The closure of ATMs may result in considerable job losses that would be detrimental to financial services in the economy as a whole.
The Confederation of ATM Industry (CATMi), the apex body of the domestic ATM industry, has said that service providers may be forced to close down almost 1.13 lakh ATMs across the country by March 2019.
"Currently, India has approximately 2,38,000 ATMs, of which around 1,13,000 ATMs including 1,00,000 off-site and more than 15,000 white label ATMs are expected to down their shutters. This would severely impact millions of beneficiaries under the Pradhan Mantri Jan Dhan Yojana who withdraw subsidies in the form of cash through ATMs, besides urban centers, resulting in long queues and chaos akin to post-demonetization. CATMi step is forced on account of recent regulatory guidelines for ATMs hardware and software upgrades, recent mandates on cash management standards and the Cassette Swap method of loading cash" said V. Balasubramanian, Director, CATMi.
The body pointed out that these numbers include approximately one lakh off-site ATMs and a little over 15,000 white label ATMs. Currently, the country has approximately 2,38,000 installed ATMs, as per the latest publicly available figures.
CATMi said the forced closure is on account of unavailability of operations brought about by recent regulatory guidelines for ATMs hardware and software upgrades, recent mandates on cash management standards and the Cassette Swap method of loading cash.
It also said that the closure of ATMs may result in considerable job losses that would be detrimental to financial services in the economy as a whole.
CATMi added that revenues from providing ATMs as a service are not growing at all due to very low ATM interchange and ever-increasing costs. CATMi estimates an additional outlay of about Rs 3,500 crore - only for complying with the new cash logistics and cassette swap method. These requirements were never anticipated by the industry participants at the time of signing contracts with the banks. Many of these agreements were inked four to five years ago when no such requirements were in sight.

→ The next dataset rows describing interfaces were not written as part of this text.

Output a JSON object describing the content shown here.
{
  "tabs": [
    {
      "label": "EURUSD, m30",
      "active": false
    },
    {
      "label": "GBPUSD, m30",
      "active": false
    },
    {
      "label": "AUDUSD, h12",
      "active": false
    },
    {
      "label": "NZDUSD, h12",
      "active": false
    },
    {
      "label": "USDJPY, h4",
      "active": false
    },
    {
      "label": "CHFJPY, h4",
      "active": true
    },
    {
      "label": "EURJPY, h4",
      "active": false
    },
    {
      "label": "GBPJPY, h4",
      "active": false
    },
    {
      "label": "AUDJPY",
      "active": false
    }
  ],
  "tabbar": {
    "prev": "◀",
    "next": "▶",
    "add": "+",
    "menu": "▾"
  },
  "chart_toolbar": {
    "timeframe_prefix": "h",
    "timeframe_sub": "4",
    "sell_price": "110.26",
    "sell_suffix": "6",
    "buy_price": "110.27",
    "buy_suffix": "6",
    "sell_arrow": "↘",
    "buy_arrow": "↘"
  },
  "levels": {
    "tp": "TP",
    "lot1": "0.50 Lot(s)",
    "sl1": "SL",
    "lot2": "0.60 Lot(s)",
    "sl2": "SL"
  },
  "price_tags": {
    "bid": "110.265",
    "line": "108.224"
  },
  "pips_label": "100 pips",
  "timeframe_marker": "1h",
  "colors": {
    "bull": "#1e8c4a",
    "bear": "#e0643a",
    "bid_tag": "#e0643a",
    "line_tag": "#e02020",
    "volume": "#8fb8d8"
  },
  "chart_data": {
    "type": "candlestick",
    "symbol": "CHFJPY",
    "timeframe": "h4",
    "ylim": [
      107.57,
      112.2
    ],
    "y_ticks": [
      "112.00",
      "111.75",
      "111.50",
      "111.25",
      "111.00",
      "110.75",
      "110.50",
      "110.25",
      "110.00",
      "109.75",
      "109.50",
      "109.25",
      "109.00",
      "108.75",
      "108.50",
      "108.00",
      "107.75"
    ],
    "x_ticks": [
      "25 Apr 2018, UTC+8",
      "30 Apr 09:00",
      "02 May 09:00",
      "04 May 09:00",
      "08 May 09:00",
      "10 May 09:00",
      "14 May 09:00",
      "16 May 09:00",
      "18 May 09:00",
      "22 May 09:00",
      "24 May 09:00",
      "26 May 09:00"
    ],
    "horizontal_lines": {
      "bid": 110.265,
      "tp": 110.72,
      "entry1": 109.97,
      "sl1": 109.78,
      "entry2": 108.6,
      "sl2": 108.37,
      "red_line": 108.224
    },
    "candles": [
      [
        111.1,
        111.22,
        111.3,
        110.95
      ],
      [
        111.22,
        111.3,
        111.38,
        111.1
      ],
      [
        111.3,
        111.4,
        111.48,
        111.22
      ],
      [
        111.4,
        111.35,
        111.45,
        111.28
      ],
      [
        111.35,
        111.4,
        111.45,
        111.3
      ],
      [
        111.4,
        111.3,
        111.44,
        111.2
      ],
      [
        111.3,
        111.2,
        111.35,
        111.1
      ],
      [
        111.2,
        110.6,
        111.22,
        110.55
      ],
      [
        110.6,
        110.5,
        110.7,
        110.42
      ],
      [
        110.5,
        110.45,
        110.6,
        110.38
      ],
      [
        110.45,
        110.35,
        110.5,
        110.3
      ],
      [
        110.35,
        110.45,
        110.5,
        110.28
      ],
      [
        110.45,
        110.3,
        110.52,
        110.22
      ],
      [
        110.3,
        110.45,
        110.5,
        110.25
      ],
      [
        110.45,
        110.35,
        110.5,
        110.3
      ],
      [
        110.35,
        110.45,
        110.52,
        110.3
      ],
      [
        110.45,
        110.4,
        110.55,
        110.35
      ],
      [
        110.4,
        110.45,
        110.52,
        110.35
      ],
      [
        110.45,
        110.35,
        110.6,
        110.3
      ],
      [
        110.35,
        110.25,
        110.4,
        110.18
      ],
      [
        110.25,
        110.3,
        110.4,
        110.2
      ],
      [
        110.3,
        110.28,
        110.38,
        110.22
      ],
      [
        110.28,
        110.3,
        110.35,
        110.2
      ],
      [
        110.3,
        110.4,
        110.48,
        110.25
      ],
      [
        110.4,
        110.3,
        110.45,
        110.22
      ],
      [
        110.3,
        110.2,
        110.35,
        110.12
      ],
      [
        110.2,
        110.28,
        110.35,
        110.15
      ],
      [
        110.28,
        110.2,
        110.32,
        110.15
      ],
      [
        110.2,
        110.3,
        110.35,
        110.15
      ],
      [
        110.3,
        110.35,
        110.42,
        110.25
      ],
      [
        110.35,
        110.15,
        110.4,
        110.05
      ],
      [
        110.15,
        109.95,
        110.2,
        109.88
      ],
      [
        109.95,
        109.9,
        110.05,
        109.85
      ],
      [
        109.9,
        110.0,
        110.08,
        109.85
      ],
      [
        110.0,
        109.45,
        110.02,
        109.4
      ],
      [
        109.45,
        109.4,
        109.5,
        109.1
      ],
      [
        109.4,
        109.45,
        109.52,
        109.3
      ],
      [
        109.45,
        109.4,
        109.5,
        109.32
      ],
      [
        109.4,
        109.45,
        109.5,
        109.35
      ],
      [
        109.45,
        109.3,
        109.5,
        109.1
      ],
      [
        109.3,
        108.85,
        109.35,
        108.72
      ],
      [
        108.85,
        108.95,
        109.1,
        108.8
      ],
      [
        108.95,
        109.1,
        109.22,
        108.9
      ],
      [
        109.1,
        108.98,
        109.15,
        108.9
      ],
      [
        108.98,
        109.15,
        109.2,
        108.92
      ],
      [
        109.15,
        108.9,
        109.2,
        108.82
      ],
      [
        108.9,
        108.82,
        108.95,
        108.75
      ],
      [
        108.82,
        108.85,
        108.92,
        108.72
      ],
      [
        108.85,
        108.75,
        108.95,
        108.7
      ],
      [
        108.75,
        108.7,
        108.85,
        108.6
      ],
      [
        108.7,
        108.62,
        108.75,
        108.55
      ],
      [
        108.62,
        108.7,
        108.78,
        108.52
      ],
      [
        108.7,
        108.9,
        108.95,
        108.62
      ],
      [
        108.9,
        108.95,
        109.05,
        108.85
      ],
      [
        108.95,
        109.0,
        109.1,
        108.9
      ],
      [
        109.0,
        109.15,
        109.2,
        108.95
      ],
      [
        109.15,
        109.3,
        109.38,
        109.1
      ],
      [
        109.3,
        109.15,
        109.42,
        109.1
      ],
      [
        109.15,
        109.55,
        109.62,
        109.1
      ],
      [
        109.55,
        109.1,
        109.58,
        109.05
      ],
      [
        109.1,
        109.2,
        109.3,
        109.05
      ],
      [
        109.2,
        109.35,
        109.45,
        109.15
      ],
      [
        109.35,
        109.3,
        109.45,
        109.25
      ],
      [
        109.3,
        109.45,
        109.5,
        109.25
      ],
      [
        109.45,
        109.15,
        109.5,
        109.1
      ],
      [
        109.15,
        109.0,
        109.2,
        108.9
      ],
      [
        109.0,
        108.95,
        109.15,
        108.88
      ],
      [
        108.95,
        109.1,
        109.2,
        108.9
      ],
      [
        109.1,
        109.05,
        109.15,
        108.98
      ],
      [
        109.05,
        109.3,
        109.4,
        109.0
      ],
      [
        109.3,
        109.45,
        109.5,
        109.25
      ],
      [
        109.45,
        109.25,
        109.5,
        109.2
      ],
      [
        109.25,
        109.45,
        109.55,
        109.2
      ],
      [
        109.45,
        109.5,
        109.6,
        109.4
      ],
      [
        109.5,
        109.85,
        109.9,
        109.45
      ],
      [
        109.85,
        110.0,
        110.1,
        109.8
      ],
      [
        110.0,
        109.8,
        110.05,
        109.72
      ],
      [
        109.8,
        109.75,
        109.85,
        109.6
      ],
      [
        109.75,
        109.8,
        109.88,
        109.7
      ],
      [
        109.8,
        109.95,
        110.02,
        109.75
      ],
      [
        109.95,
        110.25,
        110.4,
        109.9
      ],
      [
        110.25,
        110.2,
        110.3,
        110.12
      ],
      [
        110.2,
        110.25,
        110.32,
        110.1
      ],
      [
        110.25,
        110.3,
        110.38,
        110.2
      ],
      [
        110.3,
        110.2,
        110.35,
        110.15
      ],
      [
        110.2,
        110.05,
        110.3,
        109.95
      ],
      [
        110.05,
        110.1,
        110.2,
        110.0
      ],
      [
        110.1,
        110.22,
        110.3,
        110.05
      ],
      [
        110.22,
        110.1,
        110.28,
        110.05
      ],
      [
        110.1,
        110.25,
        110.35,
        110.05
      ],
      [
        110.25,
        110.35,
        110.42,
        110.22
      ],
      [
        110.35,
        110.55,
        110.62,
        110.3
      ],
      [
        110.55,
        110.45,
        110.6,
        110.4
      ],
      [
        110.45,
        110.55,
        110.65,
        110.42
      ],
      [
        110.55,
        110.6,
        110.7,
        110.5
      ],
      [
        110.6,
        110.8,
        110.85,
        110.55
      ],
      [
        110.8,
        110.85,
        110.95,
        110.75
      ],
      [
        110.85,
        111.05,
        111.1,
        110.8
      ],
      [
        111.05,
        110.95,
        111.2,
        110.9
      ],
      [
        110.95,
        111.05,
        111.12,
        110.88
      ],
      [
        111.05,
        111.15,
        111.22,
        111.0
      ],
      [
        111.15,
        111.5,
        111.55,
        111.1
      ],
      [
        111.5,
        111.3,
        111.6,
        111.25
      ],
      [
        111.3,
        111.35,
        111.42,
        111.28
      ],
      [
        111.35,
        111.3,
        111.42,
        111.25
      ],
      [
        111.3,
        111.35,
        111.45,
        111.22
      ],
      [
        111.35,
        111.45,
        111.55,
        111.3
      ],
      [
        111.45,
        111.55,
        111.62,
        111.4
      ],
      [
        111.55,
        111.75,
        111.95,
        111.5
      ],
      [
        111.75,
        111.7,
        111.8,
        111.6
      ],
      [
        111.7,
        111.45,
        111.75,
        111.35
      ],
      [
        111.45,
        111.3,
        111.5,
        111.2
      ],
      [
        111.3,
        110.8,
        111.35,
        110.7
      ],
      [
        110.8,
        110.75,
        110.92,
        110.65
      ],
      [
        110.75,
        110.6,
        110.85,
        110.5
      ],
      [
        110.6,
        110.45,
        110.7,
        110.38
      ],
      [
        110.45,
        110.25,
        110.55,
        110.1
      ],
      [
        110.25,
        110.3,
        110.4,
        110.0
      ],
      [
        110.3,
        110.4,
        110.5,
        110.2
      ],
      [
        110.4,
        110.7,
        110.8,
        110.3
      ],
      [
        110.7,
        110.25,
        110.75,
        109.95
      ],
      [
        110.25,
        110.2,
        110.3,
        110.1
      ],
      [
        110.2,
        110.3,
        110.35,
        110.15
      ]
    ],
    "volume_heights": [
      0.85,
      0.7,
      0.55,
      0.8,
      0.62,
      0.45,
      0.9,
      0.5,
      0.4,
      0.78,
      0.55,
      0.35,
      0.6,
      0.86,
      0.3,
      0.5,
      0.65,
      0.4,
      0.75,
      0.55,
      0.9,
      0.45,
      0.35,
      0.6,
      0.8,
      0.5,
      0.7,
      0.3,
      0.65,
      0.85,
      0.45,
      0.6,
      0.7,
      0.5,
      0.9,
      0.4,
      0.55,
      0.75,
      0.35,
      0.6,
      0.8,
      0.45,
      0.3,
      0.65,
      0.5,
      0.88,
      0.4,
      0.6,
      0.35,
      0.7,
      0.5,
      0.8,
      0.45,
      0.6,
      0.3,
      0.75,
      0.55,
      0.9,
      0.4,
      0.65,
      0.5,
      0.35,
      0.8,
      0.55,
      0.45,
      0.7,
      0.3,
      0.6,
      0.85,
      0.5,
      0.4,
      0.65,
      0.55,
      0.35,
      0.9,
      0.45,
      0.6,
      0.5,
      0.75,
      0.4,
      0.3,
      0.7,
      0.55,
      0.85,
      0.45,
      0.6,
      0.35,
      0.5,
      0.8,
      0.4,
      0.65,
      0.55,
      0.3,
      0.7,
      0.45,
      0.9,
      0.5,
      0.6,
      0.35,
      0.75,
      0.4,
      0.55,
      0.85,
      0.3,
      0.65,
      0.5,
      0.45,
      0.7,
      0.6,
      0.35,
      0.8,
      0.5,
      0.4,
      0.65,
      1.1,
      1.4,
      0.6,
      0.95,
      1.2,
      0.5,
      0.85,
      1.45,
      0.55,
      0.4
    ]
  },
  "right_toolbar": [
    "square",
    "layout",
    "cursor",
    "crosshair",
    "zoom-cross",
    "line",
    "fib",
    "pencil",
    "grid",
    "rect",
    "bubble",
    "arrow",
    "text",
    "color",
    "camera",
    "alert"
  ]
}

These compliance costs may also see the 15,000-plus white label ATMs going out of business. WLA operators already have huge accumulated losses and are in no position to bear additional costs. ATM interchange, the only source of revenue for WLAOs, has remained static despite frantic pleas to increase the rates.